── DATA PROVIDED

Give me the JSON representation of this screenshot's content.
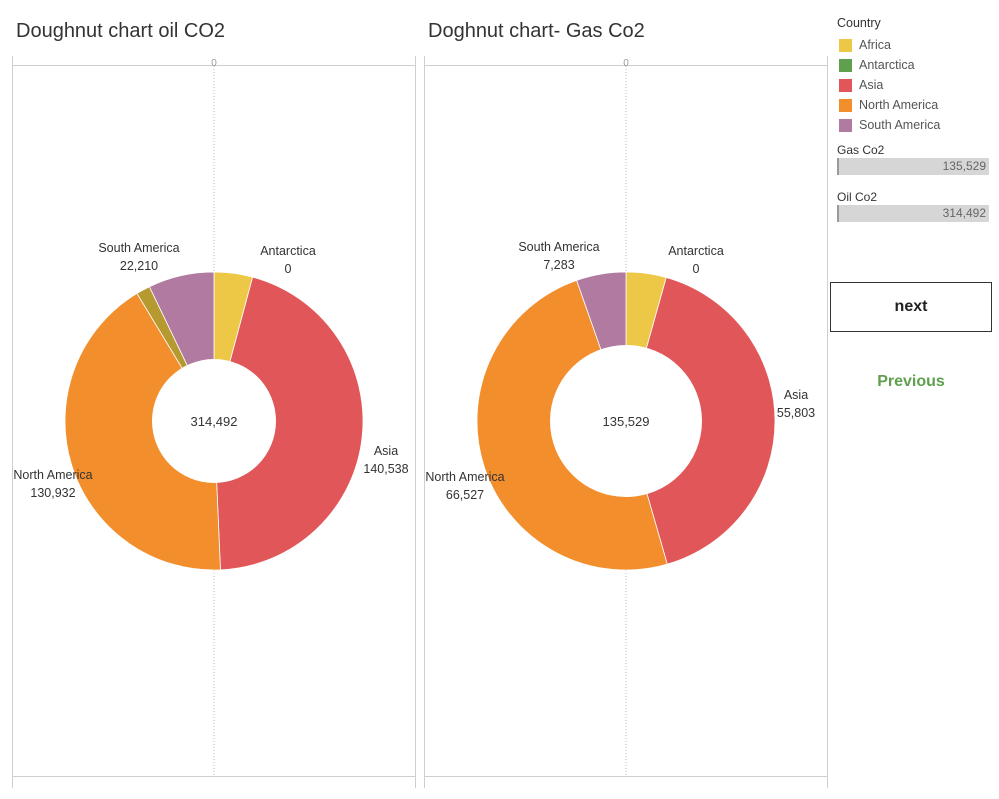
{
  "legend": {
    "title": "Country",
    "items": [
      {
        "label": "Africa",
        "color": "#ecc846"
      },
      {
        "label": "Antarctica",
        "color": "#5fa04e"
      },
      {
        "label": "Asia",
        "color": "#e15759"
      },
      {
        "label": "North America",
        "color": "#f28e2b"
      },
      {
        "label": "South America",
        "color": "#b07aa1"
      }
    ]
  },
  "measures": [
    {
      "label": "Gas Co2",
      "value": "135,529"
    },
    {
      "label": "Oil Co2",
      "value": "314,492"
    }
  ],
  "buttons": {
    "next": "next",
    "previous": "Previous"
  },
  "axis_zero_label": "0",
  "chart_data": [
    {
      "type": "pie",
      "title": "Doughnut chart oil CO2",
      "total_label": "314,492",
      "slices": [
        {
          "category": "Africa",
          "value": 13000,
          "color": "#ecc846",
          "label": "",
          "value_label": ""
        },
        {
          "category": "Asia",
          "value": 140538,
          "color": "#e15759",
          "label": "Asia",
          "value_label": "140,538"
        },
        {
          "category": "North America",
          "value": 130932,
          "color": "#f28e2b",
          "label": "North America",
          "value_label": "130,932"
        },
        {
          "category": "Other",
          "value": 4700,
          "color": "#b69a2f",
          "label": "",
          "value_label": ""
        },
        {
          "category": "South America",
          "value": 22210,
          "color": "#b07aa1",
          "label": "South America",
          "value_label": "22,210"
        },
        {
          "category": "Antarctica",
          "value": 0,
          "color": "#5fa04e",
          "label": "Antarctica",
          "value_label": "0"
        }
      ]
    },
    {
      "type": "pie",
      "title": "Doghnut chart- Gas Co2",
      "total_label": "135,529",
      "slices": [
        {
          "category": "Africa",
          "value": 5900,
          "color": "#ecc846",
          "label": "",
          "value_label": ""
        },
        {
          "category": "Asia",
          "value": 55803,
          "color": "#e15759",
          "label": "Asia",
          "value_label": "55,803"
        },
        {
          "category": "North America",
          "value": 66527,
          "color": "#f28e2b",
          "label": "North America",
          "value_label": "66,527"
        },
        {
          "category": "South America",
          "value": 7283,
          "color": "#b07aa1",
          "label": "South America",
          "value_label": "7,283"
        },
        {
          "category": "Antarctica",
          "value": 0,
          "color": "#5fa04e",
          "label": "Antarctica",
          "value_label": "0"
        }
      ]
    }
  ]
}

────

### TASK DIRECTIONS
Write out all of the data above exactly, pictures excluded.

### WORKED SOLUTION
Give me the JSON representation of this screenshot's content.
{
  "legend": {
    "title": "Country",
    "items": [
      {
        "label": "Africa",
        "color": "#ecc846"
      },
      {
        "label": "Antarctica",
        "color": "#5fa04e"
      },
      {
        "label": "Asia",
        "color": "#e15759"
      },
      {
        "label": "North America",
        "color": "#f28e2b"
      },
      {
        "label": "South America",
        "color": "#b07aa1"
      }
    ]
  },
  "measures": [
    {
      "label": "Gas Co2",
      "value": "135,529"
    },
    {
      "label": "Oil Co2",
      "value": "314,492"
    }
  ],
  "buttons": {
    "next": "next",
    "previous": "Previous"
  },
  "axis_zero_label": "0",
  "chart_data": [
    {
      "type": "pie",
      "title": "Doughnut chart oil CO2",
      "total_label": "314,492",
      "slices": [
        {
          "category": "Africa",
          "value": 13000,
          "color": "#ecc846",
          "label": "",
          "value_label": ""
        },
        {
          "category": "Asia",
          "value": 140538,
          "color": "#e15759",
          "label": "Asia",
          "value_label": "140,538"
        },
        {
          "category": "North America",
          "value": 130932,
          "color": "#f28e2b",
          "label": "North America",
          "value_label": "130,932"
        },
        {
          "category": "Other",
          "value": 4700,
          "color": "#b69a2f",
          "label": "",
          "value_label": ""
        },
        {
          "category": "South America",
          "value": 22210,
          "color": "#b07aa1",
          "label": "South America",
          "value_label": "22,210"
        },
        {
          "category": "Antarctica",
          "value": 0,
          "color": "#5fa04e",
          "label": "Antarctica",
          "value_label": "0"
        }
      ]
    },
    {
      "type": "pie",
      "title": "Doghnut chart- Gas Co2",
      "total_label": "135,529",
      "slices": [
        {
          "category": "Africa",
          "value": 5900,
          "color": "#ecc846",
          "label": "",
          "value_label": ""
        },
        {
          "category": "Asia",
          "value": 55803,
          "color": "#e15759",
          "label": "Asia",
          "value_label": "55,803"
        },
        {
          "category": "North America",
          "value": 66527,
          "color": "#f28e2b",
          "label": "North America",
          "value_label": "66,527"
        },
        {
          "category": "South America",
          "value": 7283,
          "color": "#b07aa1",
          "label": "South America",
          "value_label": "7,283"
        },
        {
          "category": "Antarctica",
          "value": 0,
          "color": "#5fa04e",
          "label": "Antarctica",
          "value_label": "0"
        }
      ]
    }
  ]
}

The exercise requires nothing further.